By coming out as transgender at my school, I chose to be true to myself, but apparently I also chose to separate myself from my fellow students. Not only was I treated differently, but it was made very apparent that I was "disgusting" and not welcome within the walls of my school, even after three years of participating in school extracurricular activities and holding leadership positions in various student clubs. I was told that I made people feel so uncomfortable that I was no longer allowed my leadership privileges; in essence, I was no longer seen as an important student. After all those years that I'd poured my heart out into that school, my senior year no longer exhibited all my achievements. Instead it showcased how different everyone perceived me to be. It was torture for me to set foot into my school every day.

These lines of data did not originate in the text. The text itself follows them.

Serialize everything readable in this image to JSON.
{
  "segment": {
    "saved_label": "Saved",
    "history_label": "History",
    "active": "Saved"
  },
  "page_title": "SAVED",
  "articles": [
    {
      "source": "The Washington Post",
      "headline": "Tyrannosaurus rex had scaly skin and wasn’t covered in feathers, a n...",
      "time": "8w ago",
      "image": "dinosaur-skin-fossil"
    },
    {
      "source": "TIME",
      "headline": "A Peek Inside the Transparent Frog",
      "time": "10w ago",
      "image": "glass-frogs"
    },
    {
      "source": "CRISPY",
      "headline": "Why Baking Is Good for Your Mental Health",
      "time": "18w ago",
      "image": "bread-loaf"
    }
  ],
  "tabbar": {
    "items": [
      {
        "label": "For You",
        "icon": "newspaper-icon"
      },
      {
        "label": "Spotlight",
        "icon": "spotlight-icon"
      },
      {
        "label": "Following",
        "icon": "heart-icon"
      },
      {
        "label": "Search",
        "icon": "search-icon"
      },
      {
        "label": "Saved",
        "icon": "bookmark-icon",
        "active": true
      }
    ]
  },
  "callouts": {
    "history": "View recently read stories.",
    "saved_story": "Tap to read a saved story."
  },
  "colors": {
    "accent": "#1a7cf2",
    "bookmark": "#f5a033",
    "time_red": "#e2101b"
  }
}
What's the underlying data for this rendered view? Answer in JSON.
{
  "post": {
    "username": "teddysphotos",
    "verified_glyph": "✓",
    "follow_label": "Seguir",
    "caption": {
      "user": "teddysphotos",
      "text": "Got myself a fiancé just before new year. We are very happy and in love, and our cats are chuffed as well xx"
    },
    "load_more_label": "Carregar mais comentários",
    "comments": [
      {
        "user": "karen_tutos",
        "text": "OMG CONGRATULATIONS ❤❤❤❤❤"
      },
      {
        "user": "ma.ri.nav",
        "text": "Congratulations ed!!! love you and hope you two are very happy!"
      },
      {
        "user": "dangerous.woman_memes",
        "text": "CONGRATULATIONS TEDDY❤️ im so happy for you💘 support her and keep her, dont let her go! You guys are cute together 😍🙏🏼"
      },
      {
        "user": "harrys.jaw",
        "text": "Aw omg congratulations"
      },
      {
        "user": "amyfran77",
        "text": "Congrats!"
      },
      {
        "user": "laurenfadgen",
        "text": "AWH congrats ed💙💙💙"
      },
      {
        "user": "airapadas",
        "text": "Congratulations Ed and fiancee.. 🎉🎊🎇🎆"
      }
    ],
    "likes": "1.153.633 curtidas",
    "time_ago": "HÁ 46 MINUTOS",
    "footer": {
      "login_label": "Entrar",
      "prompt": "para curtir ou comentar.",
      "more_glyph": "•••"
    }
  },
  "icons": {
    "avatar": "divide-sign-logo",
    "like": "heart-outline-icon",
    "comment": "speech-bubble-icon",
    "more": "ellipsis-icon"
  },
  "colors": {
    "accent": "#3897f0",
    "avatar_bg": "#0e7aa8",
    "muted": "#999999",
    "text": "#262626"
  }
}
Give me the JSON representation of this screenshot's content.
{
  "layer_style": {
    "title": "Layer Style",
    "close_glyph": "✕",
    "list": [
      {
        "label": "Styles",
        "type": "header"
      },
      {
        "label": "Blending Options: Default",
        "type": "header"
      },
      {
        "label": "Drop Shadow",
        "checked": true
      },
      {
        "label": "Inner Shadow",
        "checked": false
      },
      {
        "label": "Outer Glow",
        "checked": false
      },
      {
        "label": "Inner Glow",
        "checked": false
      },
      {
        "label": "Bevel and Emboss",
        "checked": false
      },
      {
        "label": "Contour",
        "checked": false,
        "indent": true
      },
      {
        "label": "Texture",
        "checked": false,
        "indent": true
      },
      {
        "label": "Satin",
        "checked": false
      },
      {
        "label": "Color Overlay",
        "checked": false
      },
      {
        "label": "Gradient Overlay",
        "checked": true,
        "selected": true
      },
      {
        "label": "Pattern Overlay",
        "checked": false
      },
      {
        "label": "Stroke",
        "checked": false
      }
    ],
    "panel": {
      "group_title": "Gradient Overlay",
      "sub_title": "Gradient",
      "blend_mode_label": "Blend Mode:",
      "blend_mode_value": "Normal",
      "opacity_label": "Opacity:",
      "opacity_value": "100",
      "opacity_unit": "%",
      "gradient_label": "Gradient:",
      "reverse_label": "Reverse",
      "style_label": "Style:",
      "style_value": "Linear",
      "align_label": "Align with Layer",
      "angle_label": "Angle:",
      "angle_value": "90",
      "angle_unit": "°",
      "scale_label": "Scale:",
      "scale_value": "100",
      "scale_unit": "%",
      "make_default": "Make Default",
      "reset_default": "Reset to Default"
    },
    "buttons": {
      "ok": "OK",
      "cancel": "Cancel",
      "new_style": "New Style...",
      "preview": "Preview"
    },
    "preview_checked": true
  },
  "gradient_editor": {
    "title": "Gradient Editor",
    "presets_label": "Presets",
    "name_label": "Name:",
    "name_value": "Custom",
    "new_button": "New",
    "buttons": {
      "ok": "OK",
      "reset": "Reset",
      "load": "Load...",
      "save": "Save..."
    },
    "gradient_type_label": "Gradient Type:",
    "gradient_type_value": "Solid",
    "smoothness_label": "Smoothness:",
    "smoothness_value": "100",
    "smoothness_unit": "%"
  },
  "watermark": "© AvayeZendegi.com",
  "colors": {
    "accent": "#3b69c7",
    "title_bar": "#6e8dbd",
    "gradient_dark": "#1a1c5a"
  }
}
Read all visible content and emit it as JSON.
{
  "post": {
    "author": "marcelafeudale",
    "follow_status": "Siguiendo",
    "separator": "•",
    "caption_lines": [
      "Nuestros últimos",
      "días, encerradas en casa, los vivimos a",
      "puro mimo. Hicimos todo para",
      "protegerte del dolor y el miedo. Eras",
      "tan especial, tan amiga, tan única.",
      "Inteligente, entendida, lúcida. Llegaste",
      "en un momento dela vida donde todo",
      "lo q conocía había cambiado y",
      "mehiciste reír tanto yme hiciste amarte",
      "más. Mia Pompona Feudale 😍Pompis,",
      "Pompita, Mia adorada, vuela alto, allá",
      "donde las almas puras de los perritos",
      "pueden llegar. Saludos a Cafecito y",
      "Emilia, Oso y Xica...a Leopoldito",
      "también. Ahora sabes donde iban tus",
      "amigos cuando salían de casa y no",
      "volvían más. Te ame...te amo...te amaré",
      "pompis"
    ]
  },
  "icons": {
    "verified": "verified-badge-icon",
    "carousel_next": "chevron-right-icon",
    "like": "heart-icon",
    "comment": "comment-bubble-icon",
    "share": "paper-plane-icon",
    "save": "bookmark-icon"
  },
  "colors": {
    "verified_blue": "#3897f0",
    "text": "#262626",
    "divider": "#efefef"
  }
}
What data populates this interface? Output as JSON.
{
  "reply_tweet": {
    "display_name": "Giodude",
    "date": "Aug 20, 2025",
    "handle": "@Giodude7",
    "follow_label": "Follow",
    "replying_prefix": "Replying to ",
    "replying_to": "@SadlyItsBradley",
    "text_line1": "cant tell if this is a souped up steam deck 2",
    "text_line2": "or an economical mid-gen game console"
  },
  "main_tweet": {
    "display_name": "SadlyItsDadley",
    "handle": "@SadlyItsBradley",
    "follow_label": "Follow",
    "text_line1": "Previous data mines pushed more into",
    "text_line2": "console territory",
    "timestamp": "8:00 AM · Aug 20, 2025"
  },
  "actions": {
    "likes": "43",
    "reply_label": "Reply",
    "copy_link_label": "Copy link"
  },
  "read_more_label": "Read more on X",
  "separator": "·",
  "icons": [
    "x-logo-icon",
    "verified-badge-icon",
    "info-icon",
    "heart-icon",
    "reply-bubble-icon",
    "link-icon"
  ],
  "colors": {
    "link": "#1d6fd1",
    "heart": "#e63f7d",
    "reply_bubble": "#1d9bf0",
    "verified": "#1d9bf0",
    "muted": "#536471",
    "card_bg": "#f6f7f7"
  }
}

The ridicule that I received from the adults in the school system made me feel less and less welcome every day. I felt so unsafe that less than two months after my senior year began, I quit. It was so hard for me to grasp the fact that the adults who were there to support me no longer felt that they had an obligation to; just because I was different, I was seen as a burden.

Think before you speak against a student's rights on the basis of your destructive morals. You may create a chain of events that could alter someone's life for the worse. Remember your role as an adult, remember your role as a leader, and remember to always strive to better the youth in your community, rather than hindering their growth.

Sincerely,
Dannie Dobbins